And LeVine's rant continues....
"One would have better luck taking wetness away from water - at least you can freeze it - than to rip the racism out of whiteness. Even the US's first black president could not freeze the racism that has always defined this country. Instead, despite his best efforts, his presidency unleashed a torrent of renewed racial animosity and policies, all embodied by the ultimate avatar of white nationalist masculinity, Donald Trump."

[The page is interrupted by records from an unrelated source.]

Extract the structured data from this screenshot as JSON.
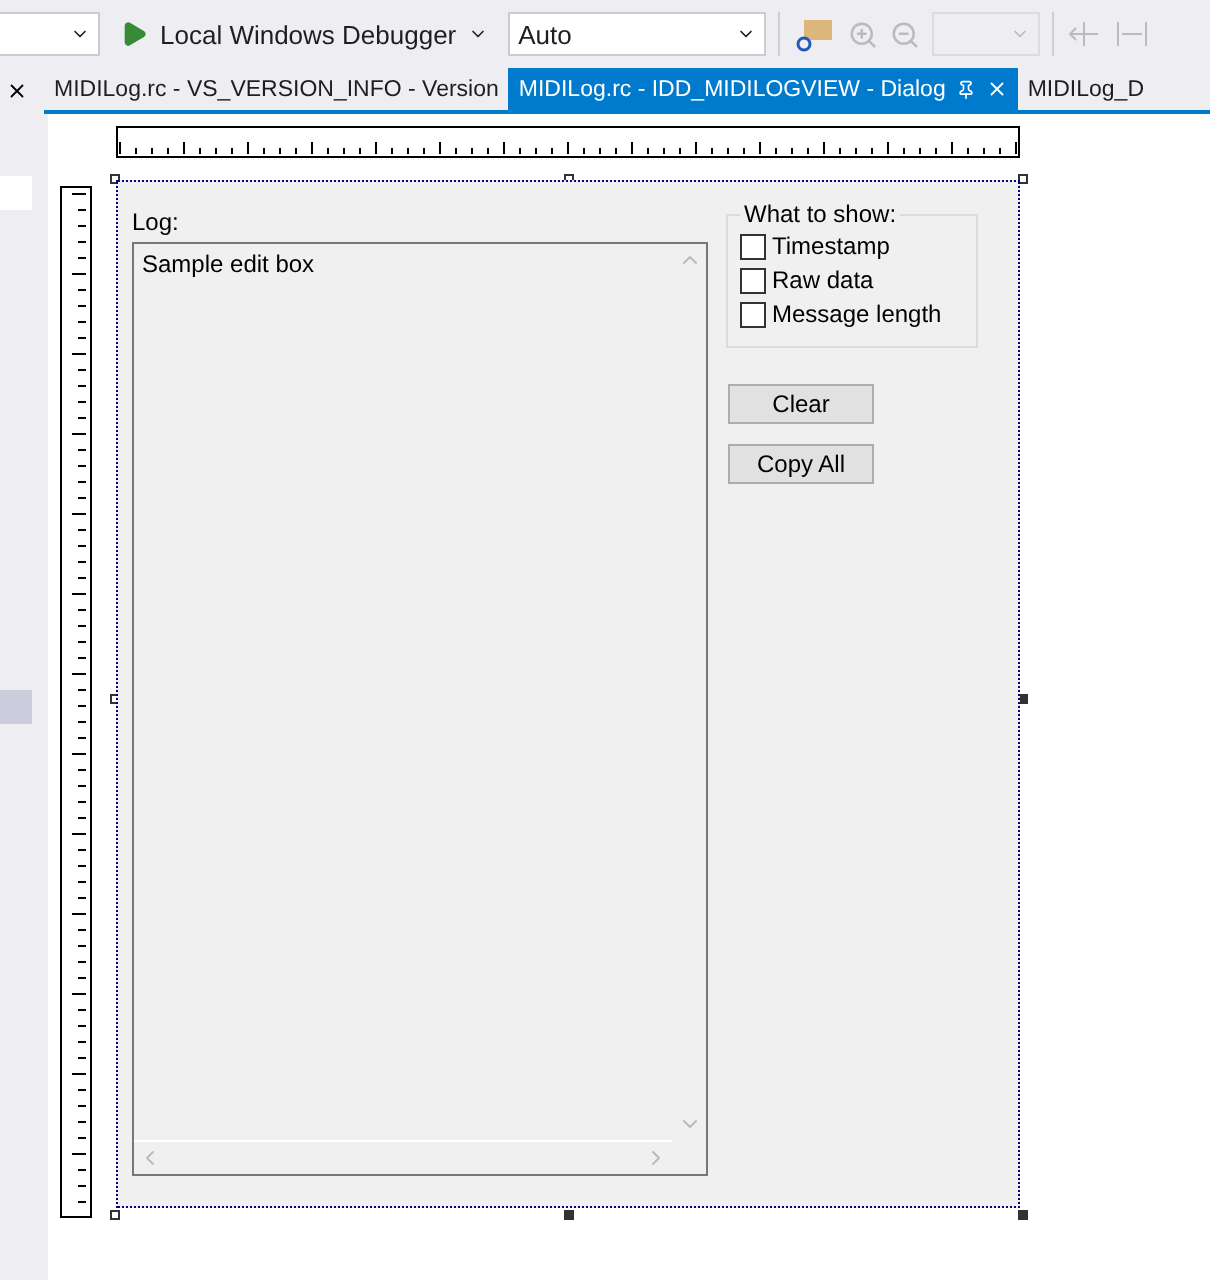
{
  "toolbar": {
    "debugger": "Local Windows Debugger",
    "config": "Auto"
  },
  "tabs": [
    {
      "label": "MIDILog.rc - VS_VERSION_INFO - Version",
      "selected": false
    },
    {
      "label": "MIDILog.rc - IDD_MIDILOGVIEW - Dialog",
      "selected": true
    },
    {
      "label": "MIDILog_D",
      "selected": false
    }
  ],
  "dialog": {
    "log_label": "Log:",
    "edit_text": "Sample edit box",
    "group_title": "What to show:",
    "options": [
      {
        "label": "Timestamp",
        "checked": false
      },
      {
        "label": "Raw data",
        "checked": false
      },
      {
        "label": "Message length",
        "checked": false
      }
    ],
    "buttons": [
      "Clear",
      "Copy All"
    ]
  }
}
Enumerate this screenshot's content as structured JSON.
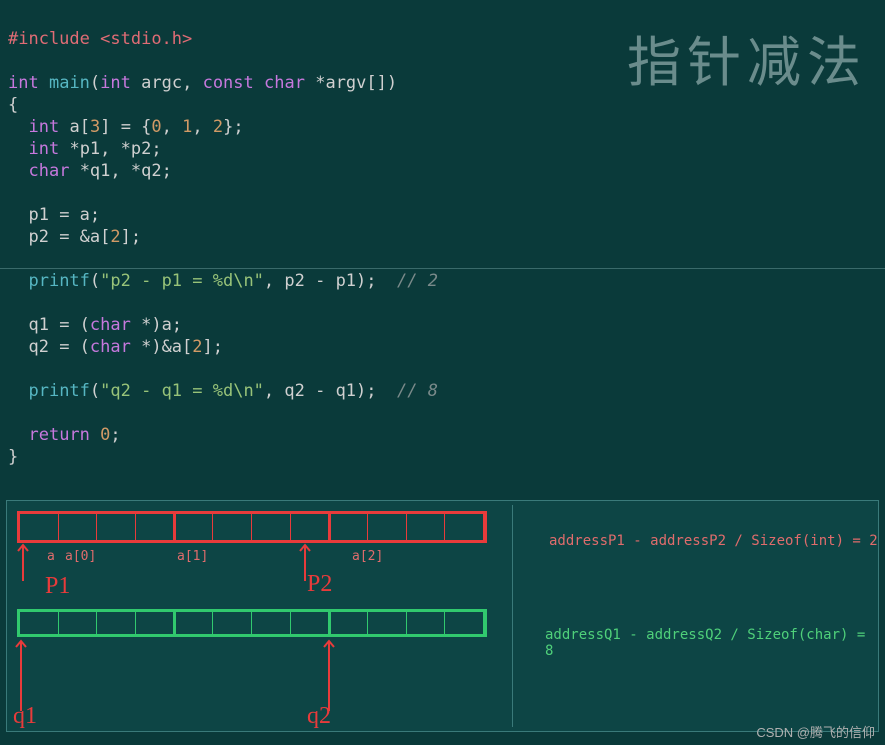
{
  "title_cn": "指针减法",
  "code": {
    "include_kw": "#include",
    "include_hdr": "<stdio.h>",
    "line_empty": "",
    "main_type": "int",
    "main_fn": "main",
    "main_args_open": "(",
    "arg_int": "int",
    "arg_argc": "argc",
    "arg_comma": ", ",
    "arg_const": "const",
    "arg_char": "char",
    "arg_star_argv": "*argv[]",
    "main_args_close": ")",
    "brace_open": "{",
    "decl_int": "int",
    "decl_a": "a",
    "arr_open": "[",
    "arr_size": "3",
    "arr_close": "]",
    "eq": " = ",
    "init_open": "{",
    "v0": "0",
    "v1": "1",
    "v2": "2",
    "init_close": "}",
    "semi": ";",
    "decl_p1p2": "*p1, *p2",
    "char_kw": "char",
    "decl_q1q2": "*q1, *q2",
    "p1_assign": "p1 = a;",
    "p2_prefix": "p2 = &a[",
    "p2_idx": "2",
    "p2_suffix": "];",
    "printf": "printf",
    "str_p": "\"p2 - p1 = %d\\n\"",
    "args_p": ", p2 - p1);",
    "cmt_2": "// 2",
    "q1_cast": "q1 = (",
    "char_cast": "char",
    "q1_rest": " *)a;",
    "q2_cast": "q2 = (",
    "q2_rest": " *)&a[",
    "q2_idx": "2",
    "q2_end": "];",
    "str_q": "\"q2 - q1 = %d\\n\"",
    "args_q": ", q2 - q1);",
    "cmt_8": "// 8",
    "return_kw": "return",
    "ret_val": "0",
    "brace_close": "}"
  },
  "diagram": {
    "a_label": "a",
    "a0": "a[0]",
    "a1": "a[1]",
    "a2": "a[2]",
    "p1": "P1",
    "p2": "P2",
    "q1": "q1",
    "q2": "q2",
    "desc_int": "addressP1 - addressP2 / Sizeof(int) = 2",
    "desc_char": "addressQ1 - addressQ2 / Sizeof(char) = 8"
  },
  "watermark": "CSDN @腾飞的信仰"
}
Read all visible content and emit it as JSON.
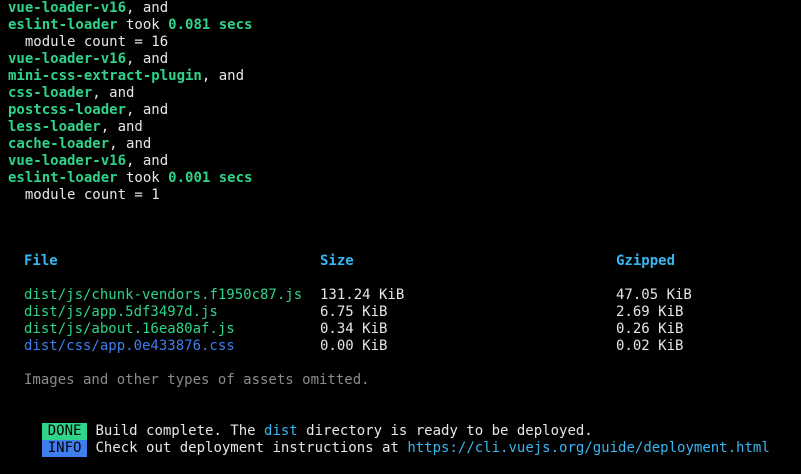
{
  "log_lines": [
    {
      "parts": [
        {
          "t": "vue-loader-v16",
          "c": "g"
        },
        {
          "t": ", and",
          "c": "w"
        }
      ]
    },
    {
      "parts": [
        {
          "t": "eslint-loader",
          "c": "g"
        },
        {
          "t": " took ",
          "c": "w"
        },
        {
          "t": "0.081 secs",
          "c": "g"
        }
      ]
    },
    {
      "parts": [
        {
          "t": "  module count = 16",
          "c": "w"
        }
      ]
    },
    {
      "parts": [
        {
          "t": "vue-loader-v16",
          "c": "g"
        },
        {
          "t": ", and",
          "c": "w"
        }
      ]
    },
    {
      "parts": [
        {
          "t": "mini-css-extract-plugin",
          "c": "g"
        },
        {
          "t": ", and",
          "c": "w"
        }
      ]
    },
    {
      "parts": [
        {
          "t": "css-loader",
          "c": "g"
        },
        {
          "t": ", and",
          "c": "w"
        }
      ]
    },
    {
      "parts": [
        {
          "t": "postcss-loader",
          "c": "g"
        },
        {
          "t": ", and",
          "c": "w"
        }
      ]
    },
    {
      "parts": [
        {
          "t": "less-loader",
          "c": "g"
        },
        {
          "t": ", and",
          "c": "w"
        }
      ]
    },
    {
      "parts": [
        {
          "t": "cache-loader",
          "c": "g"
        },
        {
          "t": ", and",
          "c": "w"
        }
      ]
    },
    {
      "parts": [
        {
          "t": "vue-loader-v16",
          "c": "g"
        },
        {
          "t": ", and",
          "c": "w"
        }
      ]
    },
    {
      "parts": [
        {
          "t": "eslint-loader",
          "c": "g"
        },
        {
          "t": " took ",
          "c": "w"
        },
        {
          "t": "0.001 secs",
          "c": "g"
        }
      ]
    },
    {
      "parts": [
        {
          "t": "  module count = 1",
          "c": "w"
        }
      ]
    }
  ],
  "assets_table": {
    "headers": {
      "file": "File",
      "size": "Size",
      "gzipped": "Gzipped"
    },
    "rows": [
      {
        "file": "dist/js/chunk-vendors.f1950c87.js",
        "size": "131.24 KiB",
        "gzipped": "47.05 KiB",
        "kind": "js"
      },
      {
        "file": "dist/js/app.5df3497d.js",
        "size": "6.75 KiB",
        "gzipped": "2.69 KiB",
        "kind": "js"
      },
      {
        "file": "dist/js/about.16ea80af.js",
        "size": "0.34 KiB",
        "gzipped": "0.26 KiB",
        "kind": "js"
      },
      {
        "file": "dist/css/app.0e433876.css",
        "size": "0.00 KiB",
        "gzipped": "0.02 KiB",
        "kind": "css"
      }
    ],
    "footnote": "Images and other types of assets omitted."
  },
  "done_line": {
    "badge": "DONE",
    "text_before": "Build complete. The ",
    "highlight": "dist",
    "text_after": " directory is ready to be deployed."
  },
  "info_line": {
    "badge": "INFO",
    "text": "Check out deployment instructions at ",
    "link": "https://cli.vuejs.org/guide/deployment.html"
  },
  "colors": {
    "background": "#000000",
    "green": "#2fd48a",
    "cyan": "#38b6f1",
    "blue": "#3e7ff0",
    "dim": "#8a8a8a",
    "text": "#e6e6e6"
  }
}
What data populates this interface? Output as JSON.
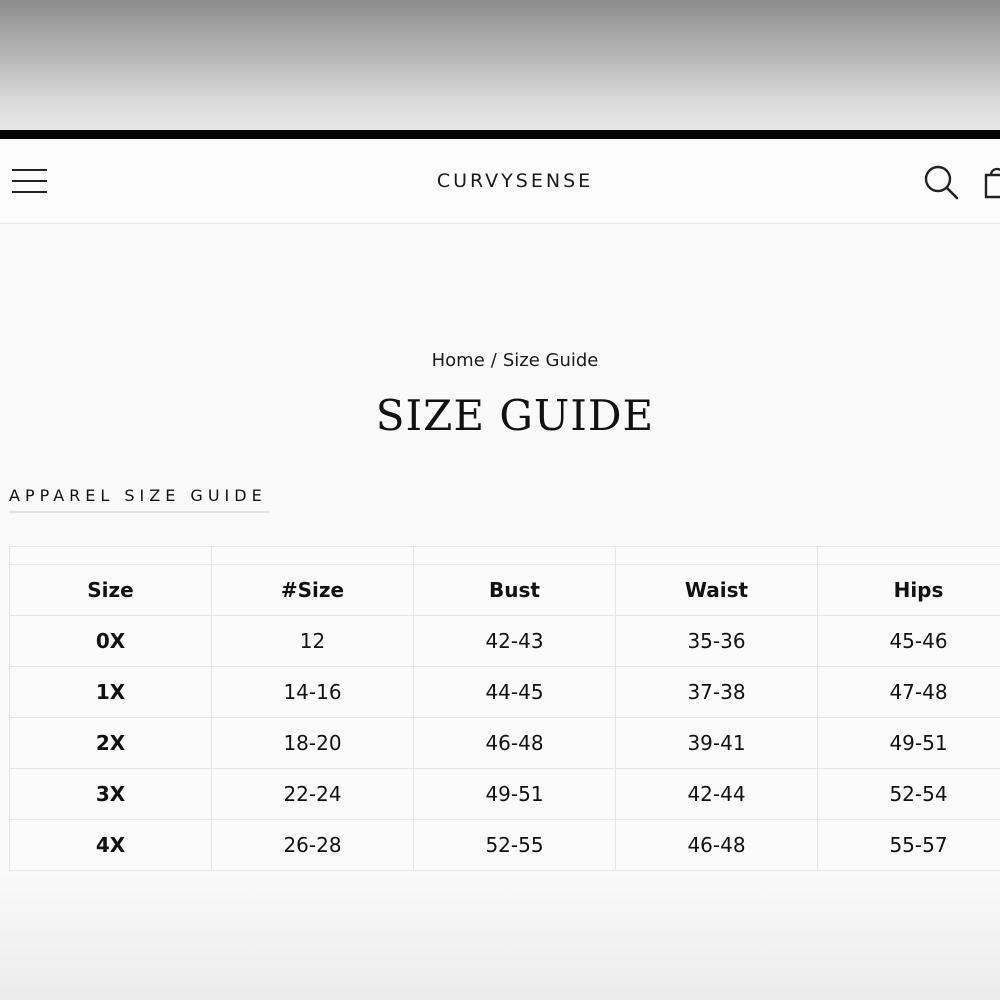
{
  "header": {
    "logo_light": "CURVY",
    "logo_bold": "SENSE",
    "menu_icon": "hamburger-menu-icon",
    "search_icon": "search-icon",
    "cart_icon": "cart-icon"
  },
  "breadcrumb": {
    "home": "Home",
    "separator": "/",
    "current": "Size Guide"
  },
  "page": {
    "title": "SIZE GUIDE",
    "section_label": "APPAREL SIZE GUIDE"
  },
  "table": {
    "headers": [
      "Size",
      "#Size",
      "Bust",
      "Waist",
      "Hips"
    ],
    "rows": [
      [
        "0X",
        "12",
        "42-43",
        "35-36",
        "45-46"
      ],
      [
        "1X",
        "14-16",
        "44-45",
        "37-38",
        "47-48"
      ],
      [
        "2X",
        "18-20",
        "46-48",
        "39-41",
        "49-51"
      ],
      [
        "3X",
        "22-24",
        "49-51",
        "42-44",
        "52-54"
      ],
      [
        "4X",
        "26-28",
        "52-55",
        "46-48",
        "55-57"
      ]
    ]
  },
  "colors": {
    "text": "#111111",
    "border": "#e6e6e6",
    "background": "#fafafa",
    "top_bar": "#050505"
  }
}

Where to begin? Yes, of course the true white racists out there most certainly voted against Obama. Others voted against him because they were Republicans, conservatives, or disagreed with his policies. In contrast, Obama enjoyed widespread white support from Democrats and liberals. Many who voted against Obama because they opposed his policies still felt a sense of pride that America had crossed another barrier and elected our first black president. They hoped that his presidency would advance the cause of reconciliation. Obama did not live up to that. Mostly, he did not handle racial incidents well. His choice for attorney general, Eric Holder, was a disaster in many areas (Operation Fast and Furious), and his own statements on race only exacerbated the issue. To LeVine, however, his point seems to be if you voted against Obama, you are a racist. If you voted for Trump, you are a racist. What kind of scholarly thinking is this coming out of our universities?
And LeVine's anti-whiteness hysteria just goes on and on. Never mind how divisive it is at a time when we as Americans should be standing together. Most of us are trying, but this kind of rhetoric does not help. Yet, this is what you get on American college campuses these days to say nothing of Al Jazeera.
So to Mr Ignatiev, whoever you were, I say rest in peace. Too bad for you that you have university professors like Mark LeVine doing your obituaries. After all, when a man dies, his obituary should invoke respect and sadness, not laughter.